> **Records for this exercise**:
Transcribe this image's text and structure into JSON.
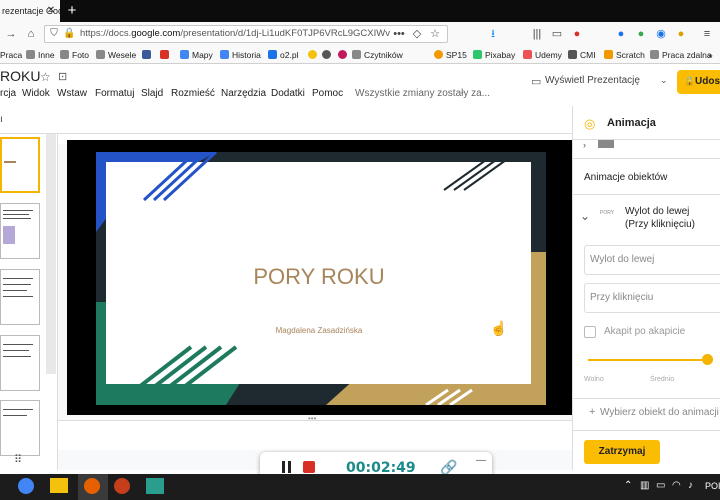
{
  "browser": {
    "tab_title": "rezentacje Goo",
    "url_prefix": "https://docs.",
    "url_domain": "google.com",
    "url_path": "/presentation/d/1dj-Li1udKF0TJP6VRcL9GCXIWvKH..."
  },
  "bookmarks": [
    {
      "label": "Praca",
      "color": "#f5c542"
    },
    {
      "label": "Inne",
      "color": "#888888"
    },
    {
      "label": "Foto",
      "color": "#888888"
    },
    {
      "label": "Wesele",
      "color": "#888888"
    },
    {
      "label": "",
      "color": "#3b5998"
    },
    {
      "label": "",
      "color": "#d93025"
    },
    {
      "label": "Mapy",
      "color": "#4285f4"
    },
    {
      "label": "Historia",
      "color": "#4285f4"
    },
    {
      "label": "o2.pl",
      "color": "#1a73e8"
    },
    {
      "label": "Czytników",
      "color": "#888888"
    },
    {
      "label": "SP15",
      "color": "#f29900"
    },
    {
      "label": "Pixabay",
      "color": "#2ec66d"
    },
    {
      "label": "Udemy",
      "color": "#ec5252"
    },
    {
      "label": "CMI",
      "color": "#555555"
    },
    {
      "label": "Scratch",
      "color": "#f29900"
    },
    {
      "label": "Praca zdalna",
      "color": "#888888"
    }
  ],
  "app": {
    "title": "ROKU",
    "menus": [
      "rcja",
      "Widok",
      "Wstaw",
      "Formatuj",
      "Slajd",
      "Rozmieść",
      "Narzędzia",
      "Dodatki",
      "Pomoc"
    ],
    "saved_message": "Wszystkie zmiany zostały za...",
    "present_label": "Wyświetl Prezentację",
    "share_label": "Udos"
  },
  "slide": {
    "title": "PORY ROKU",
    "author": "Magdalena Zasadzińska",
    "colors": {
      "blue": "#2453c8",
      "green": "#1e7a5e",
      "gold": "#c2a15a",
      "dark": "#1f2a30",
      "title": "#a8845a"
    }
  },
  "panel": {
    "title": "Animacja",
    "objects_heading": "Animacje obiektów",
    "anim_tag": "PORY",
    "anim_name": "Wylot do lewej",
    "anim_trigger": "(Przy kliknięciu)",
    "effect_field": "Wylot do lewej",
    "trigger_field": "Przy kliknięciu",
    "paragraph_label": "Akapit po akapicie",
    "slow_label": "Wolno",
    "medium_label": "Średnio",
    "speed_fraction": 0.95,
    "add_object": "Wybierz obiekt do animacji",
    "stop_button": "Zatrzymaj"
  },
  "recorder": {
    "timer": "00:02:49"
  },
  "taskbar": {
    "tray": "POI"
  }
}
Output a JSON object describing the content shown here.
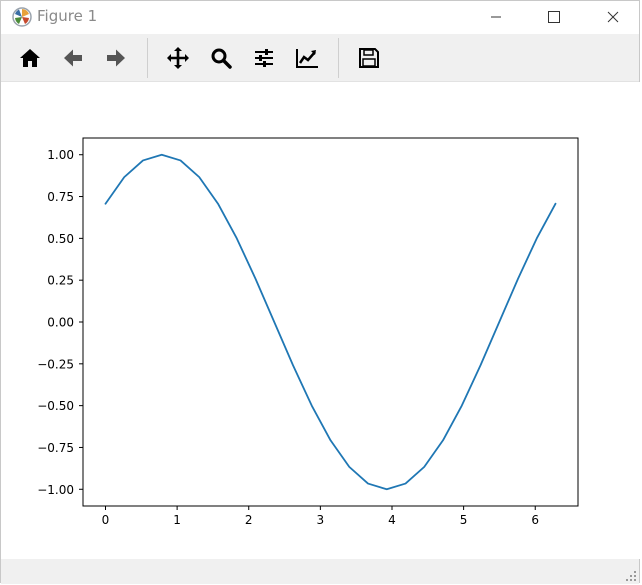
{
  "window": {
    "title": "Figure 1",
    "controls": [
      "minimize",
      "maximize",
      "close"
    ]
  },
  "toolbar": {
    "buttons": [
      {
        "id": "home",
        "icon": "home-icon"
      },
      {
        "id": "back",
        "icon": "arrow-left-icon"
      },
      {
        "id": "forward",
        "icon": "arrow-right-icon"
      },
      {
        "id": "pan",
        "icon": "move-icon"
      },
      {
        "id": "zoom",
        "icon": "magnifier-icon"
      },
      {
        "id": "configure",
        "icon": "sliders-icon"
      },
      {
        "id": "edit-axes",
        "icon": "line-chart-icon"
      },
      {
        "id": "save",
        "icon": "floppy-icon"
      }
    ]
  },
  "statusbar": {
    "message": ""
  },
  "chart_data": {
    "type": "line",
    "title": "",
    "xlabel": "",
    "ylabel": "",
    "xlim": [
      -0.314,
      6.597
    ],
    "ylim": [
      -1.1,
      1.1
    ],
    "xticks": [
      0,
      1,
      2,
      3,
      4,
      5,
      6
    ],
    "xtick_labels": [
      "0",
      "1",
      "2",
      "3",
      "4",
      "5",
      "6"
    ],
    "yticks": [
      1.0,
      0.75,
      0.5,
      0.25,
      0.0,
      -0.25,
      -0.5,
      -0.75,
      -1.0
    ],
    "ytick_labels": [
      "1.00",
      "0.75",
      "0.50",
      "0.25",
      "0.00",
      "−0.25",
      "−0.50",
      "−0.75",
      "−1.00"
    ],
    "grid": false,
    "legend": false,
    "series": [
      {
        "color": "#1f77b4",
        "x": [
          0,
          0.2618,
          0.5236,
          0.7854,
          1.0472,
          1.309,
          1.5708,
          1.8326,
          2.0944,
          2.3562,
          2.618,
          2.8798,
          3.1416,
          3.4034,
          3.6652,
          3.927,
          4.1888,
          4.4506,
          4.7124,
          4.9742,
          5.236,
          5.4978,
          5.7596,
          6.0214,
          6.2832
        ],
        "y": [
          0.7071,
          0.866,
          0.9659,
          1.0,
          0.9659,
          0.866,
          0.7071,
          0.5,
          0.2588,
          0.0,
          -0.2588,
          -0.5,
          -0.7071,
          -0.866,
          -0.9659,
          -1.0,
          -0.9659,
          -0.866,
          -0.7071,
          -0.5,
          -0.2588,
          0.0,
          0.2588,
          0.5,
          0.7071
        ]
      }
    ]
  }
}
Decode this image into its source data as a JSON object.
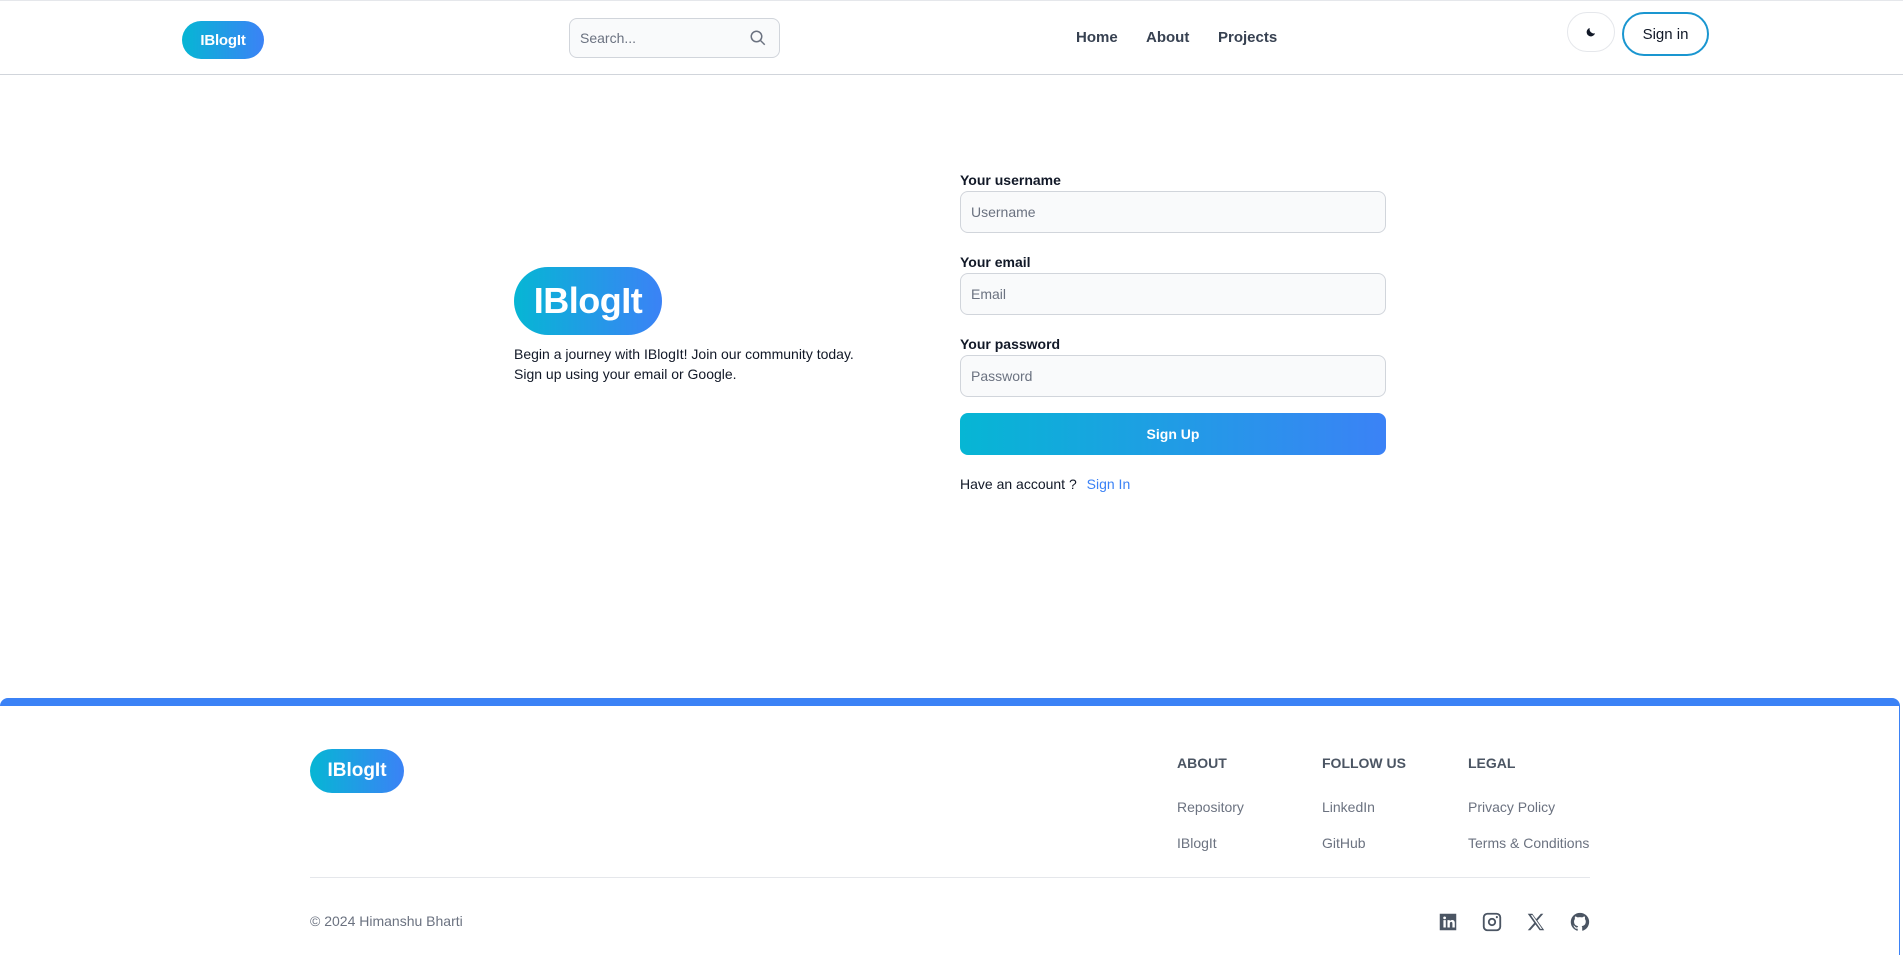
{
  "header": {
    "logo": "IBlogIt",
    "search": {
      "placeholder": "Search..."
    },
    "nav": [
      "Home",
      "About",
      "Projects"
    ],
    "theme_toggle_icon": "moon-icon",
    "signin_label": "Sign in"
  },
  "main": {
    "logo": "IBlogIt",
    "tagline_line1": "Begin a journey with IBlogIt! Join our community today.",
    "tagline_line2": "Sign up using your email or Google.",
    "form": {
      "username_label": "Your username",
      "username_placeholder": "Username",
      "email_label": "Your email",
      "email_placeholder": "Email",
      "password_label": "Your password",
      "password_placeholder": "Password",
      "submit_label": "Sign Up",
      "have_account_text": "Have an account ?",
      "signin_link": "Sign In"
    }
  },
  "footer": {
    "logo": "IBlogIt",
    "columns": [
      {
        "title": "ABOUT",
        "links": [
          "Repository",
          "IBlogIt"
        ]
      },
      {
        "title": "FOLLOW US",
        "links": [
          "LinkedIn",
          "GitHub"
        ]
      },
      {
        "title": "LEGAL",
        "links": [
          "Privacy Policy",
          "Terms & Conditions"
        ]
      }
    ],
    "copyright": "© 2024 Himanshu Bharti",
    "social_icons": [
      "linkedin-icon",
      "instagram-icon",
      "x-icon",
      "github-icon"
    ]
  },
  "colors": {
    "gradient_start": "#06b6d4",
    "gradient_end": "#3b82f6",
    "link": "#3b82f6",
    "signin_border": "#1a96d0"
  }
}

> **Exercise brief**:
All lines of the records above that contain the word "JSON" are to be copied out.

> **Solved exercise**:
Transcribe this image's text and structure into JSON.
Output a JSON object describing the content shown here.
Decode this image into its source data as a JSON object.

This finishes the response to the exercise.